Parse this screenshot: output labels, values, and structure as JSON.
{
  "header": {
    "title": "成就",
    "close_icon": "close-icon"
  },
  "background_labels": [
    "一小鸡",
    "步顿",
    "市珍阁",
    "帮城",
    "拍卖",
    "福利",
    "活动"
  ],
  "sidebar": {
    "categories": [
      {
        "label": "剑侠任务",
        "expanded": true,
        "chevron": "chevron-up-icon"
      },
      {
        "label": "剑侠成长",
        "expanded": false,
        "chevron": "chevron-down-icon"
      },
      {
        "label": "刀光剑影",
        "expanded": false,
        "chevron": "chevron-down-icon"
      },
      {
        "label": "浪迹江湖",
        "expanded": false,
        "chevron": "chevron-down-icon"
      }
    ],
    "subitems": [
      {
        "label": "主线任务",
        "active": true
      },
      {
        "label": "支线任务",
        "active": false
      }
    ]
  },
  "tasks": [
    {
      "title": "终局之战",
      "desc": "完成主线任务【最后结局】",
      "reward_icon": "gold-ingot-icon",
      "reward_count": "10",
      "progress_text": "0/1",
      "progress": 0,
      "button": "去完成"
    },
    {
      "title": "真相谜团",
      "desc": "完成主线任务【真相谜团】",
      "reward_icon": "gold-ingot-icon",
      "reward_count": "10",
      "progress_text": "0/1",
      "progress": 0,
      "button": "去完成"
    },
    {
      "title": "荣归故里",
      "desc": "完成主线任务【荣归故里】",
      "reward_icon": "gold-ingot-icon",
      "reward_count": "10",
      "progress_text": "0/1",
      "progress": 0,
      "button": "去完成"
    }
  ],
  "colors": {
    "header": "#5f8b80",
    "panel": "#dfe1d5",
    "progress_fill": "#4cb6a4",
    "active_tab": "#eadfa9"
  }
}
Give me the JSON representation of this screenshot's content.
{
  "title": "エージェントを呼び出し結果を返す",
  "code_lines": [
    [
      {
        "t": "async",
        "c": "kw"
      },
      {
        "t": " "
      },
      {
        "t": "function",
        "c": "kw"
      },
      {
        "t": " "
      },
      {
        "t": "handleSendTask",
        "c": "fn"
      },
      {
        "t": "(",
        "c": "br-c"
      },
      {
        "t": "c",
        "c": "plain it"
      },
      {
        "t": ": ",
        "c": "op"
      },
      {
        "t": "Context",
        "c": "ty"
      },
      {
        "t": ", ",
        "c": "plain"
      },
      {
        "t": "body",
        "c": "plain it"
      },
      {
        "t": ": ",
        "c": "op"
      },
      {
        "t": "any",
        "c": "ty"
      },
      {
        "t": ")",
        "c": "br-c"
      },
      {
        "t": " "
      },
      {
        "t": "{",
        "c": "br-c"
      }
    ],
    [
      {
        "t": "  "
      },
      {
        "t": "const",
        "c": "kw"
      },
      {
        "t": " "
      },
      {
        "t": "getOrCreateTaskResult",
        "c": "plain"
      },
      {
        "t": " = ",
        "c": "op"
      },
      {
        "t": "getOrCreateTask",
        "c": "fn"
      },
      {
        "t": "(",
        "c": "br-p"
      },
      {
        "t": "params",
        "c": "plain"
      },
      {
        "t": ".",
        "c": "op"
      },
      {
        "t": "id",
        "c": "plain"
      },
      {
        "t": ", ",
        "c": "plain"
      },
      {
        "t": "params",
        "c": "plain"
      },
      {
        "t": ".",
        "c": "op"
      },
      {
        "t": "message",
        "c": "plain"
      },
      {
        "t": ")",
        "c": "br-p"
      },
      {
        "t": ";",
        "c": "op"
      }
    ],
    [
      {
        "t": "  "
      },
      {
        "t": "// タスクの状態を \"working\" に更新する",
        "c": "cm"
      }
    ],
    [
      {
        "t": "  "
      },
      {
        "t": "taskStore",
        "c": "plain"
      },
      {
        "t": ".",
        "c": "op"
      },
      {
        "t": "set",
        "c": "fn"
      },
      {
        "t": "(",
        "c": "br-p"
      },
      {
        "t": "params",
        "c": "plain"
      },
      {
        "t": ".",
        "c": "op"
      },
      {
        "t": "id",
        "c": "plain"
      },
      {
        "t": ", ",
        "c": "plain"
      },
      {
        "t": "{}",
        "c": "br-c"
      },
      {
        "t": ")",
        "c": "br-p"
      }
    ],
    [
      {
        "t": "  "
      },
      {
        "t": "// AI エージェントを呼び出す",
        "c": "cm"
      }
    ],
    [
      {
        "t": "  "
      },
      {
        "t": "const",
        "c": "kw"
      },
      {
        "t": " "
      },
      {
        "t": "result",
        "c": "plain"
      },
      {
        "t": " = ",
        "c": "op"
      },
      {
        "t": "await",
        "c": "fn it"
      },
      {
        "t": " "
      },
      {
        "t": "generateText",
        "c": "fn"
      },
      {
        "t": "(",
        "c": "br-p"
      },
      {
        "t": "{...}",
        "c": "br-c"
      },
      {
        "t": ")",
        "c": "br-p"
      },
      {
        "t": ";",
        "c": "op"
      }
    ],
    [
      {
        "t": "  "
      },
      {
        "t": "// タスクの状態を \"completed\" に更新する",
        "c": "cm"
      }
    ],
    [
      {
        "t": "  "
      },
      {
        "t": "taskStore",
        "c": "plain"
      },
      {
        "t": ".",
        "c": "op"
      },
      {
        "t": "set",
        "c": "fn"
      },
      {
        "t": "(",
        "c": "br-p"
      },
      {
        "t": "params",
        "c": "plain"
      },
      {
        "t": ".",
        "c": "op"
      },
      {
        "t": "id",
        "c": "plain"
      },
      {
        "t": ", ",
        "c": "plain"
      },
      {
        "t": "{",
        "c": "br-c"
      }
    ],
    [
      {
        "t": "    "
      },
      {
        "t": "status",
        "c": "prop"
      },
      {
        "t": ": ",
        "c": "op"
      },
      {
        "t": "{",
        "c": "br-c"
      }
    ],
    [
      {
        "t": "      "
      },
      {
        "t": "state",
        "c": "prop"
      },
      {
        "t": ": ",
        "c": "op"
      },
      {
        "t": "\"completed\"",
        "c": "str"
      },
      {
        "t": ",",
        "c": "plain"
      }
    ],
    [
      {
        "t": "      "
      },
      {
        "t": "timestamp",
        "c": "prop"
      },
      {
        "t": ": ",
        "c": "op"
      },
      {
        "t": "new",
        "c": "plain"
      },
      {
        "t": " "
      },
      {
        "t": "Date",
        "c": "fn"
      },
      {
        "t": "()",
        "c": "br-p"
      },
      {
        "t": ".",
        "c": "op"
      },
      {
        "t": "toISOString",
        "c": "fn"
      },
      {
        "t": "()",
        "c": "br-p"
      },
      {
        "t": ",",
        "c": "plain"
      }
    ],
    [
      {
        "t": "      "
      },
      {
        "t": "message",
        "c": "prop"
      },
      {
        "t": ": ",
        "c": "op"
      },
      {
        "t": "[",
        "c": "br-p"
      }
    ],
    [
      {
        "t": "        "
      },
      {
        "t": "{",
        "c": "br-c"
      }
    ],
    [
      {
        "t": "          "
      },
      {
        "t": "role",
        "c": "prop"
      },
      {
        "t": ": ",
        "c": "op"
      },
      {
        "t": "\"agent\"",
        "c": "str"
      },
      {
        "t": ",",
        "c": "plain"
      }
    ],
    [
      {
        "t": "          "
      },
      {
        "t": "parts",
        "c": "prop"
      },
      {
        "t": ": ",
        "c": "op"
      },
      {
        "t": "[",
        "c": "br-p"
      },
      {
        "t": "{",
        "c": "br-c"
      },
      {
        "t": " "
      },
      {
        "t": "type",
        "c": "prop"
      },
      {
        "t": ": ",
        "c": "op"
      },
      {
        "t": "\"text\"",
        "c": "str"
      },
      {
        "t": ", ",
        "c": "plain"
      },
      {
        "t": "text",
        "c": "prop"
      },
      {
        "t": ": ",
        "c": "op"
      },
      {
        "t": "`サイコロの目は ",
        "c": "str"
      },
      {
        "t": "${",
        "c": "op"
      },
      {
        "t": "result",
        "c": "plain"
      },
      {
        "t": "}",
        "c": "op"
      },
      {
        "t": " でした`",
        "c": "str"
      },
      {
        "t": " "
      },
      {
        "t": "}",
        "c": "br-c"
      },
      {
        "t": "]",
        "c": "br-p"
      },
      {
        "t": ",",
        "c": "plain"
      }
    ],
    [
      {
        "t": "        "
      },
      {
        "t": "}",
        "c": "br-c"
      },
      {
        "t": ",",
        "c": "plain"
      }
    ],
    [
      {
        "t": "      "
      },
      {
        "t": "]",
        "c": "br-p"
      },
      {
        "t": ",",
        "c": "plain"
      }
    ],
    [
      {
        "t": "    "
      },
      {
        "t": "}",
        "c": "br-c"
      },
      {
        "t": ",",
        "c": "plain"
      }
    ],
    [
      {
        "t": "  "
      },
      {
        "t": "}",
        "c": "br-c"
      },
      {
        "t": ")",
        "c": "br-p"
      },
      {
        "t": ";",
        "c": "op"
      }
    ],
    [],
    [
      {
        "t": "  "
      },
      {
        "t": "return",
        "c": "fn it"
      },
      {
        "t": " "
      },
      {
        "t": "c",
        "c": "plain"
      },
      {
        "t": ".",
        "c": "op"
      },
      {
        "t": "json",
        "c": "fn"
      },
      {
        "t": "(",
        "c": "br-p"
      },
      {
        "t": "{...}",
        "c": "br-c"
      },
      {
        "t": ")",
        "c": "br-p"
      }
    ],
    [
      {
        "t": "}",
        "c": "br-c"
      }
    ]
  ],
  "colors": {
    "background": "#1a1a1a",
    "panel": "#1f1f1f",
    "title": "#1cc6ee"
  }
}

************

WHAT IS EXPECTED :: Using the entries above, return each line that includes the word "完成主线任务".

SOLUTION BELOW ::
      "desc": "完成主线任务【最后结局】",
      "desc": "完成主线任务【真相谜团】",
      "desc": "完成主线任务【荣归故里】",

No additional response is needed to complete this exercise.